A mas­sive red vase hold­ing fake flow­ers sev­eral sto­ries tall stood in the mid­dle of the empty square, where in 1989 hun­dreds of thou­sands of Chi­nese cit­i­zens camped out for six weeks to de­mand demo­cratic re­forms be­fore the gov­ern­ment cleared the area in a deadly crack­down.

Af­ter shak­ing hands with the Chi­nese and Amer­i­can del­e­ga­tions, Trump and Xi stood to­gether in­side a gold re­view­ing stand with a redand-yel­low awning as a mil­i­tary band played each coun­try’s na­tional an­them.

At one point, just af­ter the two lead­ers walked past the troops stand­ing in for­ma­tion, Trump seemed more ea­ger to as­sert his dom­i­nance and take con­trol of the pace of the event. He pat­ted Xi on the back and told the Chi­nese leader he wanted to “stop to watch” the mil­i­tary band. Xi stood at Trump’s side and waited. “Beau­ti­ful,” Trump said.

Trump rel­ished the neat rows of chil­dren — jump­ing and cheer­ing and wav­ing Chi­nese and U.S. flags.

Along the streets of Bei­jing, red ban­ners in­scribed with white Mao Tse-tungera Chi­nese char­ac­ters en­cour­aged cit­i­zens to study and fol­low “Xi Jin­ping thought.”

The Xi meet­ing, buff­ing up one of the im­por­tant re­la­tion­ships in Trump’s pres­i­dency, is likely to be fol­lowed by a sec­ond summit elic­it­ing in­tense in­ter­est.

Trump is set to head to Da Nang, Viet­nam, on Fri­day for an eco­nomic con­fer­ence also be­ing at­tended by Rus­sian Pres­i­dent Vladimir Putin.

Rus­sian of­fi­cials said Trump and Putin will meet there, but U.S. Sec­re­tary of State Rex Tiller­son was non­com­mit­tal, say­ing it was un­clear whether the two lead­ers would sit down or talk briefly while stand­ing on the side­lines of the con­fer­ence.

“If we’re go­ing to have a meet­ing with them, make sure it’s a meet­ing that’s mean­ing­ful,” Tiller­son said, adding that a list of im­por­tant is­sues that could come up in­cludes Rus­sian ac­tions in the Syr­ian conf lict and the bor­der dis­pute in Ukraine.

The meet­ing is likely to be con­tro­ver­sial, given the ac­cel­er­at­ing in­ves­ti­ga­tion at home into po­ten­tial col­lu­sion be­tween the Trump cam­paign and Rus­sian op­er­a­tives that in­volves Rus­sian med­dling in the 2016 U.S. elec­tion.

Asked whether that mat­ter is some­thing Trump will talk to Putin about, Tiller­son said, “It stays on that list.”

Fred Du­four AFP/Getty Im­ages

PRES­I­DENTS Trump and Xi Jin­ping at­tend a meet­ing in Bei­jing’s Great Hall of the Peo­ple.
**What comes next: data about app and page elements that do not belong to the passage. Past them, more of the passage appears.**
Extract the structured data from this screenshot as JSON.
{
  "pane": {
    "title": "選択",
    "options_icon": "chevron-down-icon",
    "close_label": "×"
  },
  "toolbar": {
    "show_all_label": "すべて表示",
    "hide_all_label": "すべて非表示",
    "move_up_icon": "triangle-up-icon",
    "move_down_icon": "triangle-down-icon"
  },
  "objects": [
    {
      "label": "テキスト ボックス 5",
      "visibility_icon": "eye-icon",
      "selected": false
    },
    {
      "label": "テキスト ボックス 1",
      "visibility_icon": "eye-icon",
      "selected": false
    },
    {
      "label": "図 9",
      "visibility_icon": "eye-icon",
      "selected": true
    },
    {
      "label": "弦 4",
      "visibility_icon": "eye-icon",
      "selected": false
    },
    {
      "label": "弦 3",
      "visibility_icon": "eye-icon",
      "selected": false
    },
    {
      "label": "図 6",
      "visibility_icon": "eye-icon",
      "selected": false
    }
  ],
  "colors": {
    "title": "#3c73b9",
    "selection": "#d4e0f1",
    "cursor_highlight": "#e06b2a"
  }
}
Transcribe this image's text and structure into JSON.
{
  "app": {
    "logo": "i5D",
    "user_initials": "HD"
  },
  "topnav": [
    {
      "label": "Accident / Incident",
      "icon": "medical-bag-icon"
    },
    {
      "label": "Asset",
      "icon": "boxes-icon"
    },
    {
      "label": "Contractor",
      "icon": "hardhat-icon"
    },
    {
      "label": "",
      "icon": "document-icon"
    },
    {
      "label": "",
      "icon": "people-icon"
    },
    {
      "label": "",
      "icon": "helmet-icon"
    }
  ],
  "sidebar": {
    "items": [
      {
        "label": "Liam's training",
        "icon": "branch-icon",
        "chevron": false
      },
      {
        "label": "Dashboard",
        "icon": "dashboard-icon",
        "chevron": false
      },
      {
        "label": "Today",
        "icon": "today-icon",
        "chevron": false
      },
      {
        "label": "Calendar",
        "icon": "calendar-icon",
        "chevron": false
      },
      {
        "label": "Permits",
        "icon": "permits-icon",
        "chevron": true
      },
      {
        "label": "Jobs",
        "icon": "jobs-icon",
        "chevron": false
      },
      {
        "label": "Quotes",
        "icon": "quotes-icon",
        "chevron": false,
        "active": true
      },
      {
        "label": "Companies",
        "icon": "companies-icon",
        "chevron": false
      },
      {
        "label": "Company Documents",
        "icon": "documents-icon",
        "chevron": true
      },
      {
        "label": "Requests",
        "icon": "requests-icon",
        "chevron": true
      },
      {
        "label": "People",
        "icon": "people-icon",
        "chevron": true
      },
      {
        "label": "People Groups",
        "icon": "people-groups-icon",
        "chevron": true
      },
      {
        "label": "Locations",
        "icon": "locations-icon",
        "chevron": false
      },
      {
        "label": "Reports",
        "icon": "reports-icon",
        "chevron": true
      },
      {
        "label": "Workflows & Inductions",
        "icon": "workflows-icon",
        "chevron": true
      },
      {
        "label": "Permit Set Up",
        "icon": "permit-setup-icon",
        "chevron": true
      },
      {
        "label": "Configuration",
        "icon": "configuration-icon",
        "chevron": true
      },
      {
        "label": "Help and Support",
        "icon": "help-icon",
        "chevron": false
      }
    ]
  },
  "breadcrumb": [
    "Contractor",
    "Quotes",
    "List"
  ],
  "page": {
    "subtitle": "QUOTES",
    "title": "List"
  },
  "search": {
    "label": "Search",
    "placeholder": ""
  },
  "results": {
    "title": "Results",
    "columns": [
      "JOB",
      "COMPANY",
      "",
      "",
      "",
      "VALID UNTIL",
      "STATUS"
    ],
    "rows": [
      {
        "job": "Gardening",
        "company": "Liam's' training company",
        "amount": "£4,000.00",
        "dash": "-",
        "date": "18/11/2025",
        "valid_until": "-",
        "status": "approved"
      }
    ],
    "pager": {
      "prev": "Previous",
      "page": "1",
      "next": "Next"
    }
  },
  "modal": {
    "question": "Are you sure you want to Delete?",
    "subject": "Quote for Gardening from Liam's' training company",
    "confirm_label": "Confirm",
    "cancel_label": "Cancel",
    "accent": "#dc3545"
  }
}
The Chi­nese leader has wel­comed Trump with goose-step­ping troops, a 21-gun sa­lute on Tianan­men Square and a ban­quet.

Newspapers in English

Newspapers from USA

© PressReader. All rights reserved.